Early communities that became part of Lucas included Forest Grove, Winningkoff, Willow Springs, Lazy Neck and Engleman at FM 2179 and FM 1378.  Nearby was Wetzel near the intersection of Highway 5 and Stacy Road.

Old Orchard Gap Primitive Baptist Church was also historically linked to the families at Forest Grove. According to the History of the Primitive Baptists in Texas, Oklahoma and Indian Territory, “Orchard Gap Church was founded in 1853 in Collin County by Elders Hiram Savage, J. E. Deatherage, John Sneede and Mark Allen, with the following members:  Peter F. Lucas, G. Fitzhugh, T. B. Martin, Francis Fitzhugh, Elizabeth Fitzhugh, Amanda Fisher, Catherine Fitzhugh and W. S. Fisher.” According to his obituary, “prior to the Civil War, James Curis Lowery, the person for whom Lowery Crossing is named, taught at Orchard Gap near Forest Grove.  At Orchard Gap, he boarded with Uncle Wess and Aunt Patsy Kirby.”  The church stood on land on the James Grayum survey.  The site today is occupied by the water tower on FM 1378 just north of White Rock Trail.

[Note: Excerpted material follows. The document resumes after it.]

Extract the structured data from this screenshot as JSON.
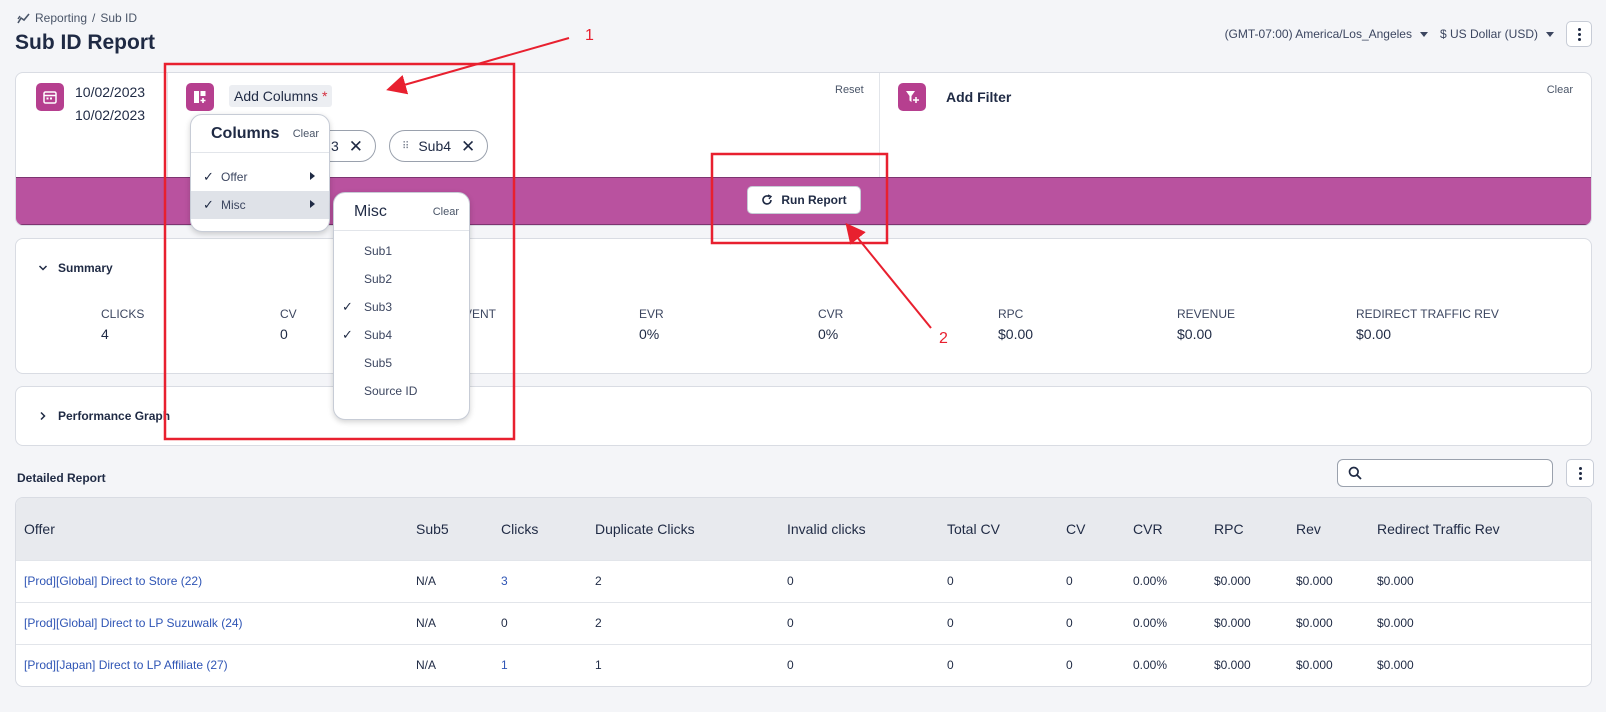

John M. McKinney was baptized into the Church of Christ and later built a small box house on his land at the corner of FM 1378 where the road turns east to pass the Lucas churches. This was probably the McKinney School House that predated the Willow Springs School.  The Willow Springs School was later built near the intersection of Estelle Lane and Gold Dust Lane, which would later become Lucas School.  Teachers were Reverend King, a Christian minister, and Professors Gentry, Stewart and Collier.  Pupils were the Fitzhughs, Sniders, Cooks, Sneeds, Spurgins, McKinneys, Biggs, McMillans, Coffeys, Williams, and many others. Trustees for this district were J.M. McKinney, R.S. Sneed, and William Coffey.

The Stinsons gave land for the Stinson School (nicknamed Who’d-A-Thought-It) near Stinson Road and Parker Road. Other schools in the area were the Faulkner School (nicknamed Hogwallow School), the Forest Grove School, the Lick Springs School, the Winningkoff School and the Lovejoy School.

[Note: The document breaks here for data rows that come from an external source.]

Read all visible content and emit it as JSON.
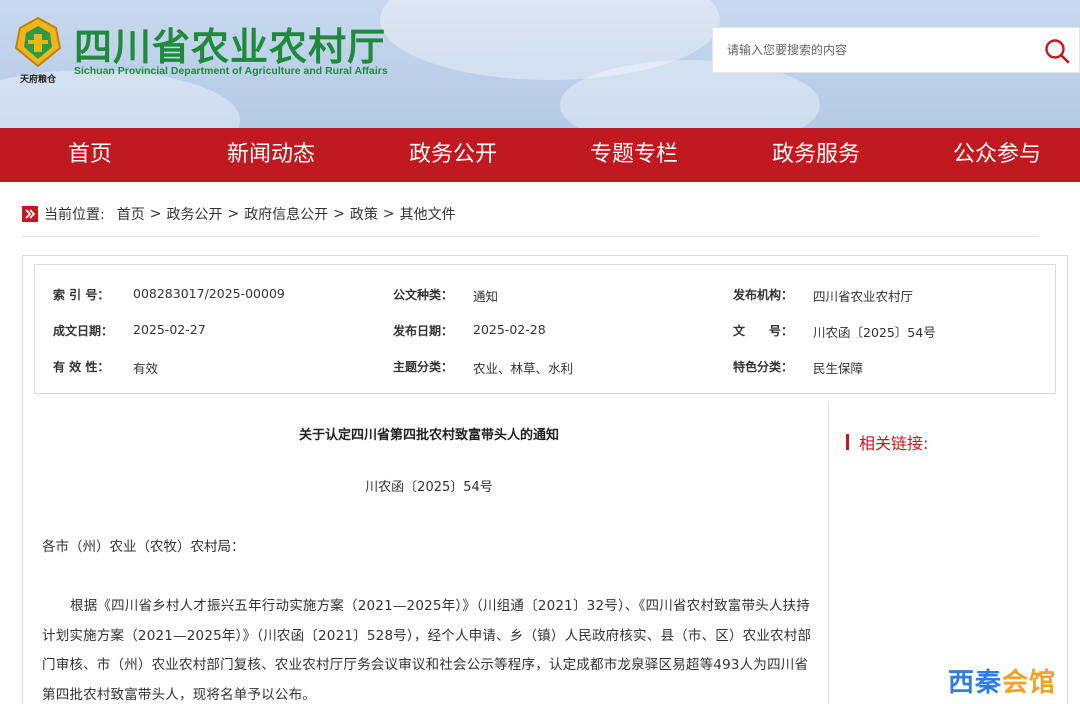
{
  "header": {
    "site_title": "四川省农业农村厅",
    "site_subtitle": "Sichuan Provincial Department of Agriculture and Rural Affairs",
    "logo_caption": "天府粮仓",
    "search_placeholder": "请输入您要搜索的内容"
  },
  "nav": {
    "items": [
      {
        "label": "首页"
      },
      {
        "label": "新闻动态"
      },
      {
        "label": "政务公开"
      },
      {
        "label": "专题专栏"
      },
      {
        "label": "政务服务"
      },
      {
        "label": "公众参与"
      }
    ]
  },
  "breadcrumb": {
    "prefix": "当前位置:",
    "items": [
      "首页",
      "政务公开",
      "政府信息公开",
      "政策",
      "其他文件"
    ],
    "separator": ">"
  },
  "info": {
    "index_label": "索 引 号：",
    "index_value": "008283017/2025-00009",
    "doctype_label": "公文种类：",
    "doctype_value": "通知",
    "issuer_label": "发布机构：",
    "issuer_value": "四川省农业农村厅",
    "created_label": "成文日期：",
    "created_value": "2025-02-27",
    "published_label": "发布日期：",
    "published_value": "2025-02-28",
    "docno_label": "文　　号：",
    "docno_value": "川农函〔2025〕54号",
    "validity_label": "有 效 性：",
    "validity_value": "有效",
    "topic_label": "主题分类：",
    "topic_value": "农业、林草、水利",
    "feature_label": "特色分类：",
    "feature_value": "民生保障"
  },
  "article": {
    "title": "关于认定四川省第四批农村致富带头人的通知",
    "doc_number": "川农函〔2025〕54号",
    "salutation": "各市（州）农业（农牧）农村局：",
    "paragraph": "根据《四川省乡村人才振兴五年行动实施方案（2021—2025年）》（川组通〔2021〕32号）、《四川省农村致富带头人扶持计划实施方案（2021—2025年）》（川农函〔2021〕528号），经个人申请、乡（镇）人民政府核实、县（市、区）农业农村部门审核、市（州）农业农村部门复核、农业农村厅厅务会议审议和社会公示等程序，认定成都市龙泉驿区易超等493人为四川省第四批农村致富带头人，现将名单予以公布。"
  },
  "sidebar": {
    "related_title": "相关链接:"
  },
  "watermark": {
    "part1": "西秦",
    "part2": "会馆"
  },
  "colors": {
    "nav_red": "#c01920",
    "title_green": "#1f8a3a",
    "header_blue": "#bcd0ea"
  }
}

The application for the Forest Grove Church’s historical marker states: “In evaluating the impact pioneer churches had on the frontier, it is impossible to separate church history from that of the settlement; for in those early settlements, the church was the focal point of their entire lives.  Living on